If you’ve ever designed a page more complicated than, say, a single line of text, you’ve probably come up against a surprise or two when you loaded the page into your less-than-favorite browser and discovered some sort of weird rendering problem. Browsershots is a completely free service that lets you see what your website looks like in literally dozens of different browsers and builds. Sure, you could just install all those browsers on your computer… but this seems a little easier.
CSS Maintenance Tip: Use a Color Glossary (Garrett Dimon)
Garret Dimon offers this handy CSS tip related to comments (which I talked about earlier this week
): when working on a large style sheet, document the colors you’re using at the top of the CSS file with a comment tag. I don’t know how many times I’ve had to scroll through hundreds of lines of code to find the color I set on some obscure class. CSSnewbie reader Justin also mentioned this idea in the comments of the comment post — great minds think alike.
HTML playground is a fantastic learn-by-example reference guide for both HTML and CSS properties. The website is divided into three primary panes: in the first, you select the HTML or CSS property you’d like to learn more about. Once you’ve selected a property, the second pane gives a description of the property — what it does, where it works, and so on. And the third pane shows the code in action with a real-life example.
Vdot Media – Make your website printer-friendly
Verne at Vdot Media has a good article out on print style sheets (there must be something in the air!
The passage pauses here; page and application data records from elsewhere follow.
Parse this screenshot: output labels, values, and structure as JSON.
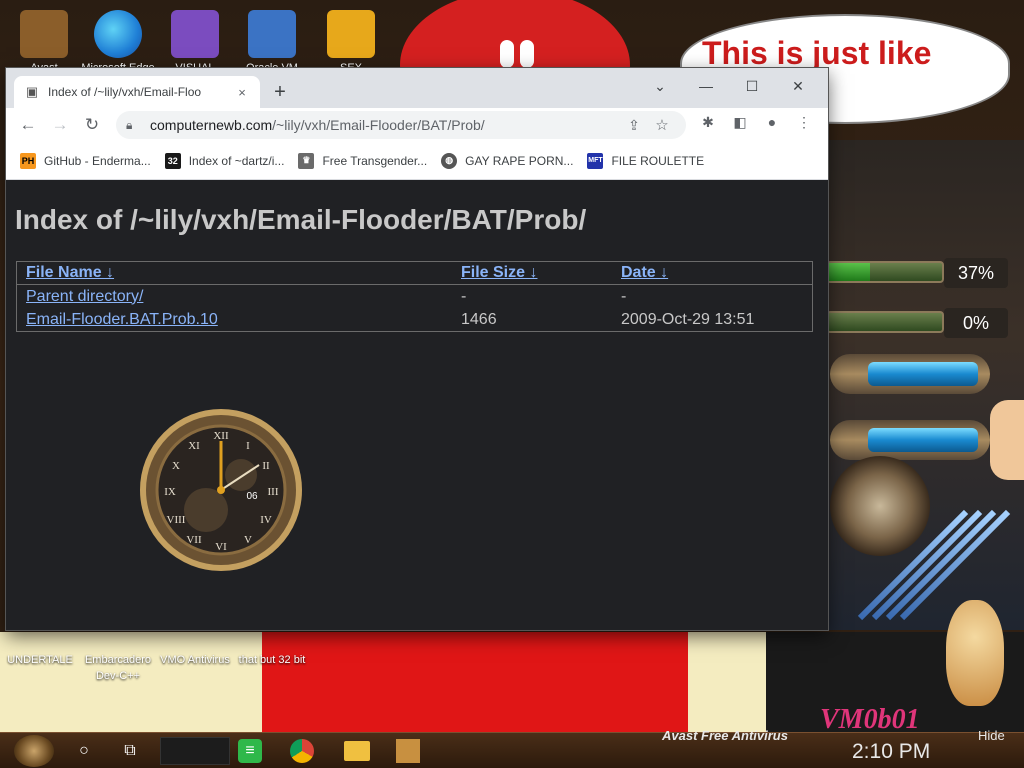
{
  "desktop": {
    "bubble_text": "This is just like Orwell's",
    "icons_top": [
      {
        "label": "Avast",
        "color": "#8b5e2a"
      },
      {
        "label": "Microsoft Edge",
        "color": "#1f7fd6"
      },
      {
        "label": "VISUAL",
        "color": "#7b4cbf"
      },
      {
        "label": "Oracle VM",
        "color": "#3b73c4"
      },
      {
        "label": "SEX",
        "color": "#e7a81b"
      }
    ],
    "icons_bottom": [
      {
        "label": "UNDERTALE"
      },
      {
        "label": "Embarcadero Dev-C++"
      },
      {
        "label": "VMO Antivirus"
      },
      {
        "label": "that but 32 bit"
      }
    ],
    "gauges": [
      {
        "label": "37%",
        "fill": 0.37
      },
      {
        "label": "0%",
        "fill": 0.0
      }
    ],
    "vm_text": "VM0b01"
  },
  "browser": {
    "tab": {
      "title": "Index of /~lily/vxh/Email-Floo",
      "close": "×"
    },
    "new_tab": "+",
    "window_buttons": {
      "dropdown": "⌄",
      "minimize": "—",
      "maximize": "☐",
      "close": "✕"
    },
    "nav": {
      "back": "←",
      "forward": "→",
      "reload": "↻"
    },
    "url": {
      "host": "computernewb.com",
      "path": "/~lily/vxh/Email-Flooder/BAT/Prob/"
    },
    "bookmarks": [
      {
        "label": "GitHub - Enderma...",
        "icon": "PH",
        "color": "#f7971d"
      },
      {
        "label": "Index of ~dartz/i...",
        "icon": "32",
        "color": "#1a1a1a"
      },
      {
        "label": "Free Transgender...",
        "icon": "♛",
        "color": "#6a6a6a"
      },
      {
        "label": "GAY RAPE PORN...",
        "icon": "◍",
        "color": "#555555"
      },
      {
        "label": "FILE ROULETTE",
        "icon": "MFT",
        "color": "#2233aa"
      }
    ]
  },
  "page": {
    "heading": "Index of /~lily/vxh/Email-Flooder/BAT/Prob/",
    "columns": [
      "File Name  ↓",
      "File Size  ↓",
      "Date  ↓"
    ],
    "rows": [
      {
        "name": "Parent directory/",
        "size": "-",
        "date": "-"
      },
      {
        "name": "Email-Flooder.BAT.Prob.10",
        "size": "1466",
        "date": "2009-Oct-29 13:51"
      }
    ],
    "clock_number": "06"
  },
  "taskbar": {
    "tray_app": "Avast Free Antivirus",
    "time": "2:10 PM",
    "hide": "Hide"
  }
}
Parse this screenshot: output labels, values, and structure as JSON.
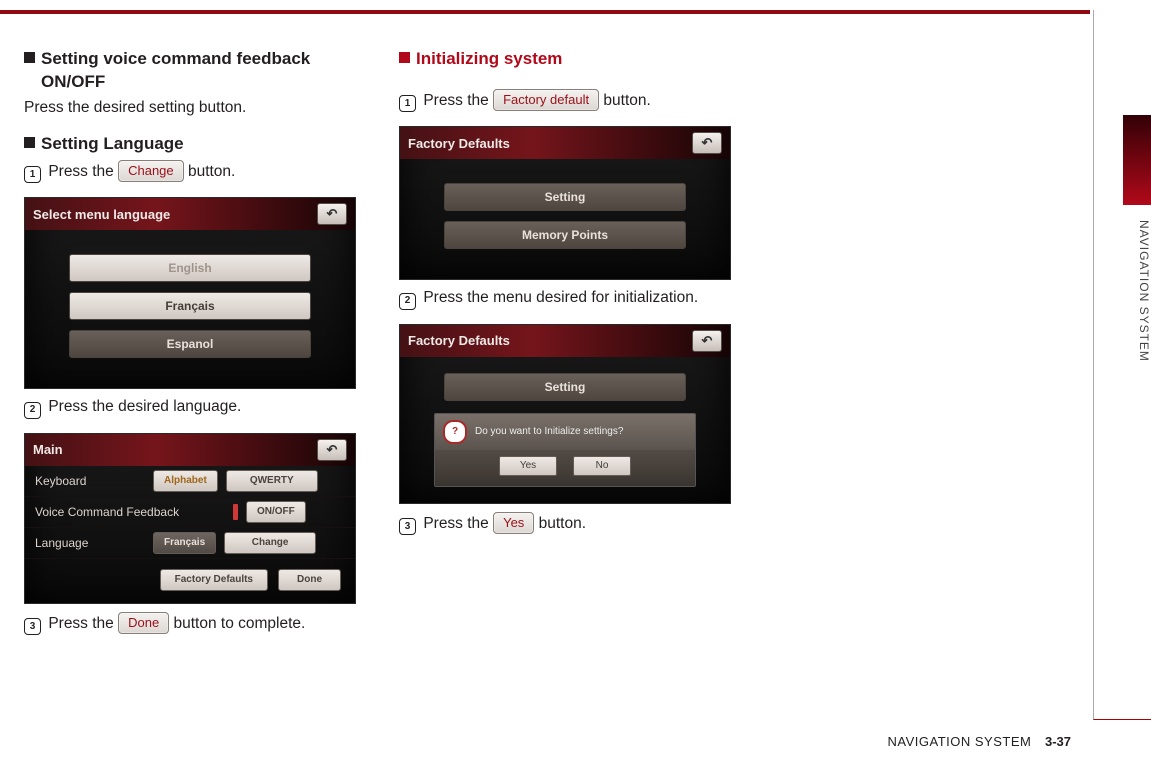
{
  "side": {
    "label": "NAVIGATION SYSTEM"
  },
  "footer": {
    "section": "NAVIGATION SYSTEM",
    "page": "3-37"
  },
  "col1": {
    "h1_line1": "Setting voice command feedback",
    "h1_line2": "ON/OFF",
    "p1": "Press the desired setting button.",
    "h2": "Setting Language",
    "s1_pre": "Press the ",
    "s1_btn": "Change",
    "s1_post": "  button.",
    "shot1": {
      "title": "Select menu language",
      "opt1": "English",
      "opt2": "Français",
      "opt3": "Espanol"
    },
    "s2": "Press the desired language.",
    "shot2": {
      "title": "Main",
      "row1_label": "Keyboard",
      "row1_sel": "Alphabet",
      "row1_alt": "QWERTY",
      "row2_label": "Voice Command Feedback",
      "row2_btn": "ON/OFF",
      "row3_label": "Language",
      "row3_val": "Français",
      "row3_btn": "Change",
      "foot1": "Factory Defaults",
      "foot2": "Done"
    },
    "s3_pre": "Press the ",
    "s3_btn": "Done",
    "s3_post": " button to complete."
  },
  "col2": {
    "h1": "Initializing system",
    "s1_pre": "Press the ",
    "s1_btn": "Factory default",
    "s1_post": "  button.",
    "shot1": {
      "title": "Factory Defaults",
      "opt1": "Setting",
      "opt2": "Memory Points"
    },
    "s2": "Press the menu desired for initialization.",
    "shot2": {
      "title": "Factory Defaults",
      "opt1": "Setting",
      "dlg_q": "Do you want to Initialize settings?",
      "dlg_yes": "Yes",
      "dlg_no": "No"
    },
    "s3_pre": "Press the ",
    "s3_btn": "Yes",
    "s3_post": " button."
  }
}
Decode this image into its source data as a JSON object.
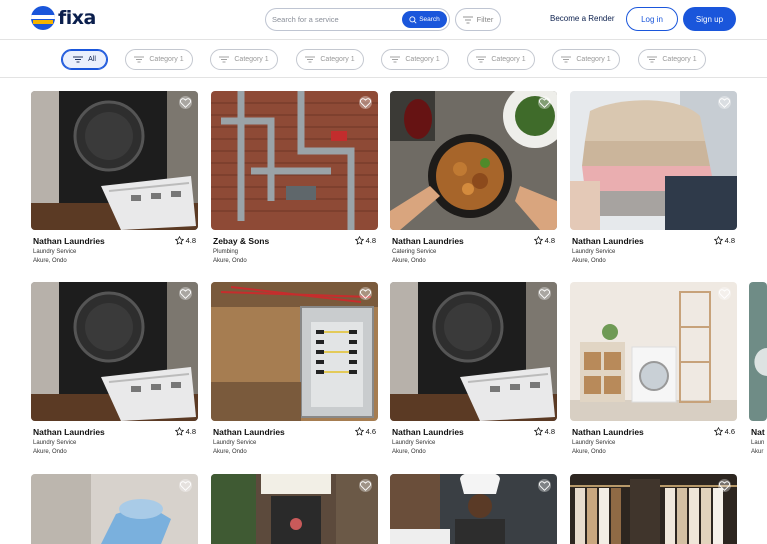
{
  "brand": {
    "name": "fixa",
    "colors": {
      "primary": "#1a56db",
      "accent": "#f5b400",
      "dark": "#0b1f4d"
    }
  },
  "header": {
    "search_placeholder": "Search for a service",
    "search_button": "Search",
    "filter_button": "Filter",
    "become_link": "Become a Render",
    "login_button": "Log in",
    "signup_button": "Sign up"
  },
  "categories": [
    "All",
    "Category 1",
    "Category 1",
    "Category 1",
    "Category 1",
    "Category 1",
    "Category 1",
    "Category 1"
  ],
  "cards": [
    {
      "name": "Nathan Laundries",
      "rating": "4.8",
      "category": "Laundry Service",
      "location": "Akure, Ondo",
      "image": "washing-machine"
    },
    {
      "name": "Zebay & Sons",
      "rating": "4.8",
      "category": "Plumbing",
      "location": "Akure, Ondo",
      "image": "pipes"
    },
    {
      "name": "Nathan Laundries",
      "rating": "4.8",
      "category": "Catering Service",
      "location": "Akure, Ondo",
      "image": "food"
    },
    {
      "name": "Nathan Laundries",
      "rating": "4.8",
      "category": "Laundry Service",
      "location": "Akure, Ondo",
      "image": "folded-clothes"
    },
    {
      "name": "Nathan Laundries",
      "rating": "4.8",
      "category": "Laundry Service",
      "location": "Akure, Ondo",
      "image": "washing-machine"
    },
    {
      "name": "Nathan Laundries",
      "rating": "4.6",
      "category": "Laundry Service",
      "location": "Akure, Ondo",
      "image": "electrical-panel"
    },
    {
      "name": "Nathan Laundries",
      "rating": "4.8",
      "category": "Laundry Service",
      "location": "Akure, Ondo",
      "image": "washing-machine"
    },
    {
      "name": "Nathan Laundries",
      "rating": "4.6",
      "category": "Laundry Service",
      "location": "Akure, Ondo",
      "image": "laundry-room"
    },
    {
      "name": "Nat",
      "rating": "",
      "category": "Laun",
      "location": "Akur",
      "image": "partial"
    },
    {
      "name": "",
      "rating": "",
      "category": "",
      "location": "",
      "image": "cleaning"
    },
    {
      "name": "",
      "rating": "",
      "category": "",
      "location": "",
      "image": "storefront"
    },
    {
      "name": "",
      "rating": "",
      "category": "",
      "location": "",
      "image": "chef"
    },
    {
      "name": "",
      "rating": "",
      "category": "",
      "location": "",
      "image": "clothing-rack"
    }
  ]
}
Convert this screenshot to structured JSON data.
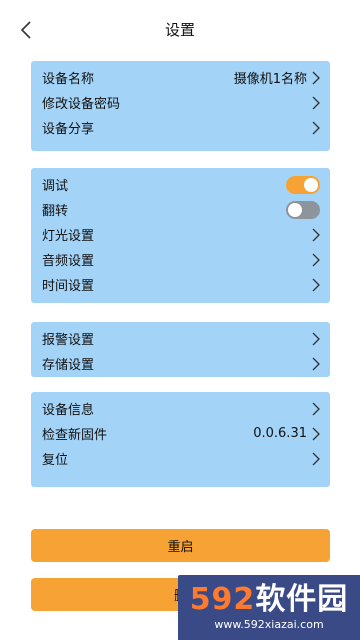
{
  "header": {
    "title": "设置",
    "back_icon": "chevron-left-icon"
  },
  "groups": {
    "device": {
      "items": [
        {
          "label": "设备名称",
          "value": "摄像机1名称"
        },
        {
          "label": "修改设备密码"
        },
        {
          "label": "设备分享"
        }
      ]
    },
    "camera": {
      "items": [
        {
          "label": "调试",
          "toggle": "on"
        },
        {
          "label": "翻转",
          "toggle": "off"
        },
        {
          "label": "灯光设置"
        },
        {
          "label": "音频设置"
        },
        {
          "label": "时间设置"
        }
      ]
    },
    "alarm": {
      "items": [
        {
          "label": "报警设置"
        },
        {
          "label": "存储设置"
        }
      ]
    },
    "system": {
      "items": [
        {
          "label": "设备信息"
        },
        {
          "label": "检查新固件",
          "value": "0.0.6.31"
        },
        {
          "label": "复位"
        }
      ]
    }
  },
  "buttons": {
    "restart_label": "重启",
    "delete_label": "删"
  },
  "watermark": {
    "logo_num": "592",
    "logo_text": "软件园",
    "url": "www.592xiazai.com"
  },
  "colors": {
    "panel": "#a3d3f7",
    "accent": "#f7a234",
    "toggle_off": "#8d959c"
  }
}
). His article looks at the problem more from the accessibly end of the spectrum — how to swap out ink-heavy images with toner-friendly alternates, and so on. It’s worth a read if you’re serious about developing the best user-friendly print stylesheets.